- If you want to include an inline switch, you can fit it now. They seem to work differently depending on where you get them from.
- Some, you cut the flex completely in half; strip the ends and wire in in neutral and live to their own connectors. These screw in place securely and are simple and easy to fit. Just clip the cover on when you’re done.
- Others (which I’ve just accidentally purchased approximately a million of) require you to cut and strip only the live wire. You leave the neutral intact and feed it around the edge of the inside of the switch casing, and the live wire feeds into 2 connectors. These, apparently, are universally ‘push in’ and so for my part, require a drop of solder on each live connection to make sure it doesn’t slip out and kill somebody, or else develop a loose connection and burn the bl**dy house down…
- Once you’ve fitted your switch, carefully conduct another quick function test before finally fitting the whole job together
- Use short wood screws to attach your munsen ring backplates to the wooden base. Slot the bottle carefully over the bulb and lamp fitting.
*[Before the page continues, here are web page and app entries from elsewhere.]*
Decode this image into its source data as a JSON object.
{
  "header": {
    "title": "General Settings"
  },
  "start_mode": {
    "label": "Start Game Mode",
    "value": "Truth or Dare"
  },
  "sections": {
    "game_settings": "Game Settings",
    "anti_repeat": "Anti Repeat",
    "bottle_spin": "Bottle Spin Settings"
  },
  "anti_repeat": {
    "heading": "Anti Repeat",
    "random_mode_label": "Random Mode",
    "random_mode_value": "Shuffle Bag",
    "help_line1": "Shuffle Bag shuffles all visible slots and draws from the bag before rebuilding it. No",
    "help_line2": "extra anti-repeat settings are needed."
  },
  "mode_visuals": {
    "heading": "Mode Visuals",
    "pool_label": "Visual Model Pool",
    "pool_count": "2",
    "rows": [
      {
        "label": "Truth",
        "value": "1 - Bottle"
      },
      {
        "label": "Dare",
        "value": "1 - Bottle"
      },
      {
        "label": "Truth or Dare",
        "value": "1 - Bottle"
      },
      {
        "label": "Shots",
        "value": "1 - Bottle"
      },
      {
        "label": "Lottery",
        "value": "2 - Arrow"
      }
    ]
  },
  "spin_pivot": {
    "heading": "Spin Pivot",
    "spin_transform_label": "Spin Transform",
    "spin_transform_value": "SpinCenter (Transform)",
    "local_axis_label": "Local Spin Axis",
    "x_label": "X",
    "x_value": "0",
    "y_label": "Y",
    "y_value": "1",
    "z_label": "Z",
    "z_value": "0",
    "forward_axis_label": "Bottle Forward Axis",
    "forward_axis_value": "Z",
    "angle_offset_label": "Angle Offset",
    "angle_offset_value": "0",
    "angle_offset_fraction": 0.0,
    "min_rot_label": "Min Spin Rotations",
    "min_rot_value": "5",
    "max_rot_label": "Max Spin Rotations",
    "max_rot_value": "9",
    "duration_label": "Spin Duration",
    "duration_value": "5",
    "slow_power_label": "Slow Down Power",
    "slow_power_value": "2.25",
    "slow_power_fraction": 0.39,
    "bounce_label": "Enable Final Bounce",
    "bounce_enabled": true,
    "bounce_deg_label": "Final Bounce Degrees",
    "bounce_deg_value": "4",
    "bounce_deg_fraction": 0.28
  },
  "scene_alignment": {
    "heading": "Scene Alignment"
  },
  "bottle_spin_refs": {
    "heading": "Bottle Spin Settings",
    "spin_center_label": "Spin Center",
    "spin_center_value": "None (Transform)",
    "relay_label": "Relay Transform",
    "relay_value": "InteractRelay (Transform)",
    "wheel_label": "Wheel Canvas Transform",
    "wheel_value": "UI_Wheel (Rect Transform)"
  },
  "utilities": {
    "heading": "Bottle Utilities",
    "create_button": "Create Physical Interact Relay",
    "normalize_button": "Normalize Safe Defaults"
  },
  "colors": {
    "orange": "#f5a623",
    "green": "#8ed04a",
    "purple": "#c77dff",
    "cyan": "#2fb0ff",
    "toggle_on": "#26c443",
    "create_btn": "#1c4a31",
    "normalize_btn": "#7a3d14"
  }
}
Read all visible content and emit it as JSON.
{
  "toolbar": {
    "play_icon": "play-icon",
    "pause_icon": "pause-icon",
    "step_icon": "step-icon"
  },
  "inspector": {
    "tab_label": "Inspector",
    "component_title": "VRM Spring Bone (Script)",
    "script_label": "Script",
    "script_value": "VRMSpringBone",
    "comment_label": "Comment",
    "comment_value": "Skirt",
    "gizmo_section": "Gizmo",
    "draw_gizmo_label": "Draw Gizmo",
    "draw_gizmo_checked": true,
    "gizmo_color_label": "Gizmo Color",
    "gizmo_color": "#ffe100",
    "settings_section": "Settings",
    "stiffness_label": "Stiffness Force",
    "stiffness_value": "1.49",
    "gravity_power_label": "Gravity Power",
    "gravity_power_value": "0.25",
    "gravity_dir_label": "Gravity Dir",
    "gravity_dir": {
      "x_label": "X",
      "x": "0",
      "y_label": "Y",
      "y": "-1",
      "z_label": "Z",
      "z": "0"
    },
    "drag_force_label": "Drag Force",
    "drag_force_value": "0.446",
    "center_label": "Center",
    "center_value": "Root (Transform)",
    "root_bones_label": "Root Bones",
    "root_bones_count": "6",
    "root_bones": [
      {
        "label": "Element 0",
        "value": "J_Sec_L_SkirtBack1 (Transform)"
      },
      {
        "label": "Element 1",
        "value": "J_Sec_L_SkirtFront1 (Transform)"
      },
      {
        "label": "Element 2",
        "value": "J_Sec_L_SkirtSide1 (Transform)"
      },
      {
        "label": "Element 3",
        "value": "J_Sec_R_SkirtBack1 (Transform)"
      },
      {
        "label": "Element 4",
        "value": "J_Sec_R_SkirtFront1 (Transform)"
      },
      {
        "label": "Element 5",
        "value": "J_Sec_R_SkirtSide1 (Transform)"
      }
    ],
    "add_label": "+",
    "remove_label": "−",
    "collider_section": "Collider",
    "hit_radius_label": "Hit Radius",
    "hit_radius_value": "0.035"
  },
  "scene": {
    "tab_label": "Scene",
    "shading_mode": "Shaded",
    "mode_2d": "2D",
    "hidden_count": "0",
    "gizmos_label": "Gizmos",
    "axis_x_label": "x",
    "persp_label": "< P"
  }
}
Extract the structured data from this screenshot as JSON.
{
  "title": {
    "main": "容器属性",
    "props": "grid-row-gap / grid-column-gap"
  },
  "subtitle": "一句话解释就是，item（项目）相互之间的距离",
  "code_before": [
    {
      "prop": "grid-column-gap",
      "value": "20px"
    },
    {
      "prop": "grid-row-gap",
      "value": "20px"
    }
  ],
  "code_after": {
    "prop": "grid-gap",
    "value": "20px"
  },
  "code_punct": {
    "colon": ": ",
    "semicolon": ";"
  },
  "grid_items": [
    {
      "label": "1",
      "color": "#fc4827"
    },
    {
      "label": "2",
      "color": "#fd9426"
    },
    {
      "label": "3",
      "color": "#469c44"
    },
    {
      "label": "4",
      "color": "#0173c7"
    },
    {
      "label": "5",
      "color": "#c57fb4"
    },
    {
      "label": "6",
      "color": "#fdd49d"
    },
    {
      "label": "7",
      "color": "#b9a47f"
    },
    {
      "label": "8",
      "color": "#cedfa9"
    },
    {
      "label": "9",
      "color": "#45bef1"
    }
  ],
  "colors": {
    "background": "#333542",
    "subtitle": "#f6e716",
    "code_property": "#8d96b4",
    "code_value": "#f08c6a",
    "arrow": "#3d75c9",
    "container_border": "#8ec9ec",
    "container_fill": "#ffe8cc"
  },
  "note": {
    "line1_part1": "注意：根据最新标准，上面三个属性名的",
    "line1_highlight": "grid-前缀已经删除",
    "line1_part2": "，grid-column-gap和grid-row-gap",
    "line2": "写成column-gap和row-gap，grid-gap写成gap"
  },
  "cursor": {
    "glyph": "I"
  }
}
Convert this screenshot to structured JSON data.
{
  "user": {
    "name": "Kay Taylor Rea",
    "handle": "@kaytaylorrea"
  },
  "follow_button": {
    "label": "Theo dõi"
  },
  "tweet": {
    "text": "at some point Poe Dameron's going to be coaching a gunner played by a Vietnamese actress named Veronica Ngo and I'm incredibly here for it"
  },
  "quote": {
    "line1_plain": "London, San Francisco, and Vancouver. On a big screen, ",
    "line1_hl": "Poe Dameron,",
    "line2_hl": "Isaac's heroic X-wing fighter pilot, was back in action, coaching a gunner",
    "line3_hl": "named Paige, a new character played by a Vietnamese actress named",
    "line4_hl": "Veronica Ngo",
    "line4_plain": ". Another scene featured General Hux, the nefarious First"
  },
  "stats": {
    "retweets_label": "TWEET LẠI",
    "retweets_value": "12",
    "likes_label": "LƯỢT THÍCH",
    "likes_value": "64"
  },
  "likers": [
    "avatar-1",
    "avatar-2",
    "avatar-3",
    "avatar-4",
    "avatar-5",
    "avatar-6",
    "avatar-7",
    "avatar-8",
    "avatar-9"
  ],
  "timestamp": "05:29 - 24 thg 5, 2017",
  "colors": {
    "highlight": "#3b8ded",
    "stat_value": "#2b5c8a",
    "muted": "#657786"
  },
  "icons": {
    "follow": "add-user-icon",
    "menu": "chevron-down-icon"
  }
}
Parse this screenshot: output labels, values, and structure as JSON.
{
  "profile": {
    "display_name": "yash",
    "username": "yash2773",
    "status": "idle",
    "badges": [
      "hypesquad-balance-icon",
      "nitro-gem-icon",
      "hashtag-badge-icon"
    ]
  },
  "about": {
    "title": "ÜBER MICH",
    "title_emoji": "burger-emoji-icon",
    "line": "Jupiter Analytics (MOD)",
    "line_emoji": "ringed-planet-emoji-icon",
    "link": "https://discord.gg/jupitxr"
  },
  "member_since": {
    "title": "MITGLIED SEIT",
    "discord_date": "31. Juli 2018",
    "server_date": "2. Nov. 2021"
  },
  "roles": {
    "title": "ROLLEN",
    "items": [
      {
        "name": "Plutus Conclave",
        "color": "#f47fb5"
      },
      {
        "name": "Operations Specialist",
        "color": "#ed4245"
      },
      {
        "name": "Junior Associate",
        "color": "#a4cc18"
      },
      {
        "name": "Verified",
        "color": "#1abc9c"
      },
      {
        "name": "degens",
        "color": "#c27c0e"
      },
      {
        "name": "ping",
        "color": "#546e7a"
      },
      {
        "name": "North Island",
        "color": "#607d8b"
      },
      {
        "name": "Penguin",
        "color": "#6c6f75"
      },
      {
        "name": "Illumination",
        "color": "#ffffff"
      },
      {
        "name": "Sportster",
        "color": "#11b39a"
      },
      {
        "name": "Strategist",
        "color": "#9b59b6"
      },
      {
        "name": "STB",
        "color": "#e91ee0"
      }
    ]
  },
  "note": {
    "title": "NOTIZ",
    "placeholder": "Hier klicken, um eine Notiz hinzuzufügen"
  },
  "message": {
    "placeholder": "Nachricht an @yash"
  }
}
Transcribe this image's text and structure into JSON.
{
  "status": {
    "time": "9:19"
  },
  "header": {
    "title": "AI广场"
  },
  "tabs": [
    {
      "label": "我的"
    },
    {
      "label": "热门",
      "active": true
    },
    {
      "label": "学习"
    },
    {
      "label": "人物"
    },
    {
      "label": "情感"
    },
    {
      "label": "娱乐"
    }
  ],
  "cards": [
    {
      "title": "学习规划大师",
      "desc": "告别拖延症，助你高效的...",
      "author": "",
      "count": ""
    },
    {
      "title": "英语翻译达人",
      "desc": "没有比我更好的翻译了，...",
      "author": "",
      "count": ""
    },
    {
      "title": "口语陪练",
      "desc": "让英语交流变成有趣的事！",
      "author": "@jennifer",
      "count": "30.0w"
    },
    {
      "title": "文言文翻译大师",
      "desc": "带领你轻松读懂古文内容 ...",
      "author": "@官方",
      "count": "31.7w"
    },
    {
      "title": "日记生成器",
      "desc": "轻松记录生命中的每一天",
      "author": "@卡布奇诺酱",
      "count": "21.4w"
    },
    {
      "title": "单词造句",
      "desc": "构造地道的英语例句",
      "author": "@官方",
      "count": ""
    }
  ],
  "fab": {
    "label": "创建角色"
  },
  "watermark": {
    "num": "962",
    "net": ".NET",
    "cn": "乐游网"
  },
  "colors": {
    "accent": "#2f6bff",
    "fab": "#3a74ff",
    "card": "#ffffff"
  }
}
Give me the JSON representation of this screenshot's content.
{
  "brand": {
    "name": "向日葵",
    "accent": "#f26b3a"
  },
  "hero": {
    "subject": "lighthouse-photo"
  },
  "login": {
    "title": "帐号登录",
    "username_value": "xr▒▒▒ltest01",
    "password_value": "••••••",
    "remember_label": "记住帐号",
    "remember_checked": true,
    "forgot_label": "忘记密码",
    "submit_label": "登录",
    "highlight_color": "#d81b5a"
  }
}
- Place the constructed copper piping over the bottle, feeding the downwards-pointing piece of pipe which emerges from the T-join into the bottle neck. The bottom half should slot neatly into the secured munsen rings.
- Lastly, screw the top of the munsen rings tightly into place, holding the copper piping in place.
- As a final touch you can add individual embellishments, as I did with the Dalmore with a featured stag's head, or bee brooches for the JD honey etc. Thsi weekend I'm working on turning bottle caps and corks into built-in dimmer switches... I'll update if I manage to get it right!
Your super-cool, all-your-friends-will-want-one, (commemorative) steampunk bottle lamp is complete!
I hope you had fun : )
Participated in the